The last time fashion had a big encounter with Vaslav Nijinsky was back in 1995, when, in a landmark extravaganza, John Galliano filled the Théatre des Champs-Elysées with models in tutus. The Ballets Russes dancer and his famous Afternoon of a Faun ballet resurfaced at Rick Owens’ terrific show for summer 2015. But this was hard to guess until the designer revealed his reference backstage.
That’s because Owens is a subtle storyteller. Many less savvy designers would even have used a predictable Claude Debussy soundtrack. He instead went for parental-advisory rap, with a feisty female singer repeating very dirty words. But then, as he said in his press release, in the ballet Afternoon, “a faun chases some nymphs, and left with one of their scarves, masturates to it — primal urges, artificially expressed.” So maybe Nijinsky and dirty rap are closer than we might think.
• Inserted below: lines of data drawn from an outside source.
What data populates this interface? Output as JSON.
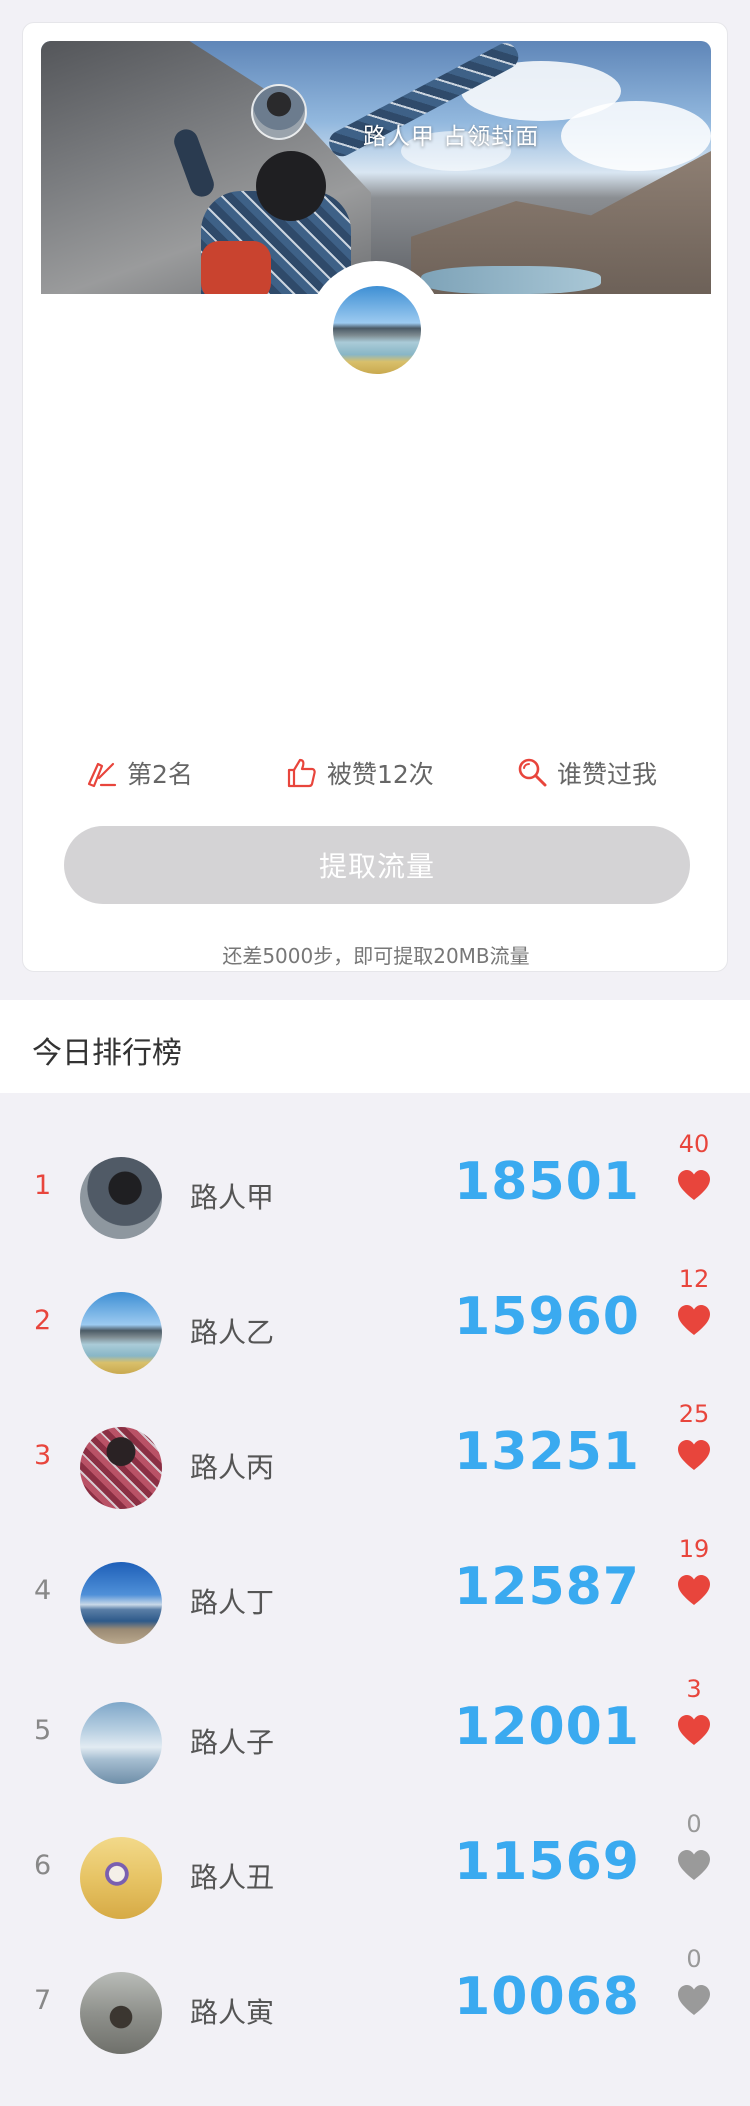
{
  "cover": {
    "owner_text": "路人甲 占领封面"
  },
  "stats": {
    "rank_label": "第2名",
    "liked_label": "被赞12次",
    "who_liked_label": "谁赞过我"
  },
  "extract_button_label": "提取流量",
  "hint_text": "还差5000步，即可提取20MB流量",
  "leaderboard": {
    "title": "今日排行榜",
    "rows": [
      {
        "rank": "1",
        "name": "路人甲",
        "steps": "18501",
        "likes": "40",
        "liked": true
      },
      {
        "rank": "2",
        "name": "路人乙",
        "steps": "15960",
        "likes": "12",
        "liked": true
      },
      {
        "rank": "3",
        "name": "路人丙",
        "steps": "13251",
        "likes": "25",
        "liked": true
      },
      {
        "rank": "4",
        "name": "路人丁",
        "steps": "12587",
        "likes": "19",
        "liked": true
      },
      {
        "rank": "5",
        "name": "路人子",
        "steps": "12001",
        "likes": "3",
        "liked": true
      },
      {
        "rank": "6",
        "name": "路人丑",
        "steps": "11569",
        "likes": "0",
        "liked": false
      },
      {
        "rank": "7",
        "name": "路人寅",
        "steps": "10068",
        "likes": "0",
        "liked": false
      }
    ]
  },
  "colors": {
    "accent_red": "#e8453c",
    "step_blue": "#3aaaf0",
    "heart_gray": "#9a9a9a",
    "disabled_button": "#d4d3d5"
  },
  "icons": {
    "rank": "pen-ranking-icon",
    "liked": "thumbs-up-icon",
    "who_liked": "search-icon",
    "like": "heart-icon"
  }
}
A cutting-edge yet somewhat unhurried designer, Owens continued his ongoing exploration of tunics and, short drop crotch jumpsuits, this time occasionally cut in denim with frayed edges, and worn with winged, sci-fi sneakers that open a new chapter in his hit collaboration with Adidas. An adventurous creator, he wrapped strips of nylon to reveal the body of his gaunt models, some covered with chalk. He also dabbled in subdued tones on color-blocked tunics, and showed naive appliqués decoration drawn by one of his favorite models, Benoît, who opened the show.
I couldn’t help thinking about Helmut Lang, not only because the models walked the runway twice, but also, because the jackets hanging like backpacks and the strips of fabrics dangling from the clothes recalled the Austrian designer’s greatest hits. And that is not to be taken negatively. Both designers have distinct identities, and they share the same fascination with grittiness and sophistication. Lang is still sorely missed, but Owens safely carries the modernist torch.